“I’ve always been a ‘sports junkie’ and to be able to be part of the biggest rivalry in college sports has been such a blessing, and I have never taken it for granted just how special this project is.”
– WRAL-TV’s Tony Gupton
The night of Saturday, February 5, 2022, was a big one for Duke fans as Head Coach Mike Krzyzewski entered the Dean Dome to lead his team in his last “Battle of the Blues” game at UNC. WRAL-TV Technical Project Coordinator/Training Supervisor Tony Gupton was there, helping with coverage of one of the biggest games in college hoops.
“One last time!! Covering Coach K’s last stand at the Smith Center. K started at Duke in 1980, I started at WRAL in 1980 – that’s a lot of history,” said Gupton.
Capcom reached out, and Gupton shared his almost four-decade history with helping the Big 5 cover Coach K:
The Duke-UNC rivalry has been a significant part of my TV remote duties here at WRAL. Hard to believe this but I have covered over 75 UNC vs Duke games or as we call it here at WRAL, “The Battle of the Blues!”
It all started for me January 18, 1986, the opening day of the Dean Dome and my first remote covering these 2 teams. Never in my wildest dreams did I think 36 years later, I would have covered every Duke game in Chapel Hill, and I would find myself back in the Dean Dome covering Coach K’s last stand against the Heels in Chapel Hill.

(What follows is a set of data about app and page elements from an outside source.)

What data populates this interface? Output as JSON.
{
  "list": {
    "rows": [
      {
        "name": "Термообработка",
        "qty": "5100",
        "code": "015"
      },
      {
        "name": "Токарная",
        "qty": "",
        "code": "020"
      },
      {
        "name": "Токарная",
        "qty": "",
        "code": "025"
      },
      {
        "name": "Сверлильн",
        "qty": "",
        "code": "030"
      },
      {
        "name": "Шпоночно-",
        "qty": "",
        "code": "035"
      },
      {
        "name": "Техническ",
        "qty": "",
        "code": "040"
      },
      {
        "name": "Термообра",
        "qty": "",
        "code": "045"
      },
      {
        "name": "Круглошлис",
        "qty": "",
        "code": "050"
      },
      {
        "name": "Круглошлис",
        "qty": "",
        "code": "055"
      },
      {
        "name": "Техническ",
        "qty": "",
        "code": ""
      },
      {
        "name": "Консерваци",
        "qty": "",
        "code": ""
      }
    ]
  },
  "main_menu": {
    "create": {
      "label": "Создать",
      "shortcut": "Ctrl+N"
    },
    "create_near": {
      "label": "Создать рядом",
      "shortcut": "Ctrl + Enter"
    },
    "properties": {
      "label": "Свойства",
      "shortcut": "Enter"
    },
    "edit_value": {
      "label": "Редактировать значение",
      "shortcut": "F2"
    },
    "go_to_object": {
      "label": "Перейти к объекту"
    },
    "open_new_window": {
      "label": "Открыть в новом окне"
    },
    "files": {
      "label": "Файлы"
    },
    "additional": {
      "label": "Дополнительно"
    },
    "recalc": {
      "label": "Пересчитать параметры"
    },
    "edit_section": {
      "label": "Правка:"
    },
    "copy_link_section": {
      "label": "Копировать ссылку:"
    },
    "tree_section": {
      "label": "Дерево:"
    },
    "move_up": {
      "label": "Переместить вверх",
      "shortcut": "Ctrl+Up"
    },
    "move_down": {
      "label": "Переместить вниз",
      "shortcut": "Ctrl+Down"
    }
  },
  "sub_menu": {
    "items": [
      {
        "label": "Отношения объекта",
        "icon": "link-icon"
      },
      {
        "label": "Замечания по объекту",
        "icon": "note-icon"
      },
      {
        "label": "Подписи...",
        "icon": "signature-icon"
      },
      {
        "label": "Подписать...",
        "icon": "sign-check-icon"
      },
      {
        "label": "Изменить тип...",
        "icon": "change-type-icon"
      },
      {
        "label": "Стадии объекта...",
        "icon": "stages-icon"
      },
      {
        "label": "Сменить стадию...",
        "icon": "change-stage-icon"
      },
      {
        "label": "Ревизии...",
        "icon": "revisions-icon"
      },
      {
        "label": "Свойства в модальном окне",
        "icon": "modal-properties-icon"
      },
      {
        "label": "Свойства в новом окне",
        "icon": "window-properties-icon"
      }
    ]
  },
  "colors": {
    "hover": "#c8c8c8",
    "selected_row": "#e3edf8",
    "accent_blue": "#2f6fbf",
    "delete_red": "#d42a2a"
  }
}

I’ve always been a ‘sports junkie’ and to be able to be part of the biggest rivalry in college sports has been such a blessing, and I have never taken it for granted just how special this project is.
WRAL has owned the local coverage of the Battle of the Blues and it grew into a monster of a remote over the years with news anchors joining our entire sports team on site and our ratings going through the roof for this game.
I’ve enjoyed every minute and it’s not quite done yet – one more to go over at Cameron!
Tony Gupton joined the CBC family in May 1980, first working in the WRAL Gardens and then jumping when an opportunity arose to join the WRAL-TV Operations team. He worked in video tape and master control during college to pay for his books and tuition, planning to become a banker. But the siren’s song of television engineering ended up ensnaring him. When WRAL became on of the first TV stations to get a KU band satellite uplink, he says, “I had to take a shot at it.” And the rest is history…
Thanks to WRAL-TV’s Tony Gupton for these Capcom photos.